In mid-March, Devin Rayow, owner of Tattoo Voodoo in Poughkeepsie, New York, similarly found inspiration in the world around him. One morning, he drew a roll of two-ply, wrote “Coronavirus Survivor” around it and posted the image on social media, offering a one-day special on the tattoo. For Rayow, 43, the toilet paper tattoo was about having a laugh at the absurdity around hoarding. “It’s about surviving getting into a gladiator fight at Walmart over a roll of toilet paper, that’s what this tattoo is about,” he says. “It’s about how crazy society can and will get when something like this happens.”

At a hospital miles away, one of Tattoo Voodoo’s regulars was sitting with his mom as she waited to see a doctor. She’s battling leukemia, and scrolling through Facebook on her phone, she saw Rayow’s post and laughed. To keep her laughing, the 24-year-old man, who asked to remain anonymous, called Rayow and got the tattoo on his leg. “Before my dad died, he said, ‘Once you let humor go, it’s all over for you,’” he tells me. 

Salluce generally agrees, but she does fear that funny coronavirus tattoos could marginalize someone else’s grief — including her own. One of her relatives recently died from COVID-19, and a second was diagnosed with the virus and survived. “The fear that rippled through the family because they live in a close community is going to be palpable for a while,” she says. “Just imagine one of my family members seeing one of those tattoos and thinking, ‘Are you out of your mind? Do you know how much damage this caused to our family?’”

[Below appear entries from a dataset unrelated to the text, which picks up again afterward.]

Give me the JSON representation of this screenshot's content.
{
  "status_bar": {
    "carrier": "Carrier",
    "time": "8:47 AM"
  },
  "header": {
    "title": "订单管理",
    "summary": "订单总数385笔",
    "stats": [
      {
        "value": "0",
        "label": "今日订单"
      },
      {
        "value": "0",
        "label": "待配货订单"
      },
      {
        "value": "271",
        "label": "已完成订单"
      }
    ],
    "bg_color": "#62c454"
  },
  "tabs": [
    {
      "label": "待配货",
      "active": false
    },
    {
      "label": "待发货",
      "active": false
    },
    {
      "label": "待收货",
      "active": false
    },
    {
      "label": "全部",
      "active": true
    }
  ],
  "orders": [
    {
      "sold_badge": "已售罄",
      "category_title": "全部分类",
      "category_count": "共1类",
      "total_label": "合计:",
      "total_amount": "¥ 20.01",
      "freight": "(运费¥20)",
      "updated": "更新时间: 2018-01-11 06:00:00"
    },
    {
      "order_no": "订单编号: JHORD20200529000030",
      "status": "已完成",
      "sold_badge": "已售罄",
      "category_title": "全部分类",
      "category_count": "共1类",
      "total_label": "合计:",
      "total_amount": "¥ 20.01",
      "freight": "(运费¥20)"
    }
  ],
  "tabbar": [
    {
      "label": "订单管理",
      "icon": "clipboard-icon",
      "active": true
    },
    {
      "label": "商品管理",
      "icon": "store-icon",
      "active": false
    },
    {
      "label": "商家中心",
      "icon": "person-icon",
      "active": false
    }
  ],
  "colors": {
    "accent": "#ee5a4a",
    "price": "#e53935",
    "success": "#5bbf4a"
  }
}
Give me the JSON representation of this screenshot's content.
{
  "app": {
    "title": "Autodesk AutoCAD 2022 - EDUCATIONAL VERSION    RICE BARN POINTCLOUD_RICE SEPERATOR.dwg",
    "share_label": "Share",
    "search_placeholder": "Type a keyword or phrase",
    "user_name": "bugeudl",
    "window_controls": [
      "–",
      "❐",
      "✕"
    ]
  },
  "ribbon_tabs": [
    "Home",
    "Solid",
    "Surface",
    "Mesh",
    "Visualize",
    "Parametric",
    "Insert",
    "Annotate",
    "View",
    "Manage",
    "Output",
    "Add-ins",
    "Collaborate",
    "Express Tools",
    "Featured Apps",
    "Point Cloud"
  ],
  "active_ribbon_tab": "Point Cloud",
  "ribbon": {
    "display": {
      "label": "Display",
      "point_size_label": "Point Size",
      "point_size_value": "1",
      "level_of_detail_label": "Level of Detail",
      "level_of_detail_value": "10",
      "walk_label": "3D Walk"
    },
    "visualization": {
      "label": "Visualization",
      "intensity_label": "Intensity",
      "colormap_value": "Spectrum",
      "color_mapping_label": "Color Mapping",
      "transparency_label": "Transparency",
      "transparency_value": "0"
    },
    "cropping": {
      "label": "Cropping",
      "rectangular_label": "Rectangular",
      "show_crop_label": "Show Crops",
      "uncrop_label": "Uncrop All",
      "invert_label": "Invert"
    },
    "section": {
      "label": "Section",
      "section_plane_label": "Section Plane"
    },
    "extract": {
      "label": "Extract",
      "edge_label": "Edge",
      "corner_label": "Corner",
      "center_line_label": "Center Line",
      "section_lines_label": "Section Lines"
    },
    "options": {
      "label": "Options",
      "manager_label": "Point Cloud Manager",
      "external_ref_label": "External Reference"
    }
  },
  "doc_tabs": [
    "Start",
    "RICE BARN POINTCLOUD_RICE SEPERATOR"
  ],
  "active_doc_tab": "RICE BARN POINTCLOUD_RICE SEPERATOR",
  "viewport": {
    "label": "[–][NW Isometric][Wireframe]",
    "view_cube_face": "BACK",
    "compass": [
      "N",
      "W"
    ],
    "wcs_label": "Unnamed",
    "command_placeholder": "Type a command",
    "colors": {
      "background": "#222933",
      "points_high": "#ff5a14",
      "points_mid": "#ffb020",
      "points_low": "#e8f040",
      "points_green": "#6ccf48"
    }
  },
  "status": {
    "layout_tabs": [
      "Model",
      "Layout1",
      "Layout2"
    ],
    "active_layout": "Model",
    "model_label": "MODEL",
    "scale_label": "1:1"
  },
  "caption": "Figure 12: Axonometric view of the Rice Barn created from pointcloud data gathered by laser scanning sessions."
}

Lenz vows that his beer bottle tattoo isn’t meant to be disrespectful. He has over 15 tattoos, and the coronavirus bottle isn’t even his weirdest. That distinction goes to the one on his back of a turtle with purple wings and a unicorn’s horn, shitting rainbows onto a smiling cloud. “We’re all in our own universes,” he says. “And in my own universe, that coronavirus tattoo is how I grieve and process shit.”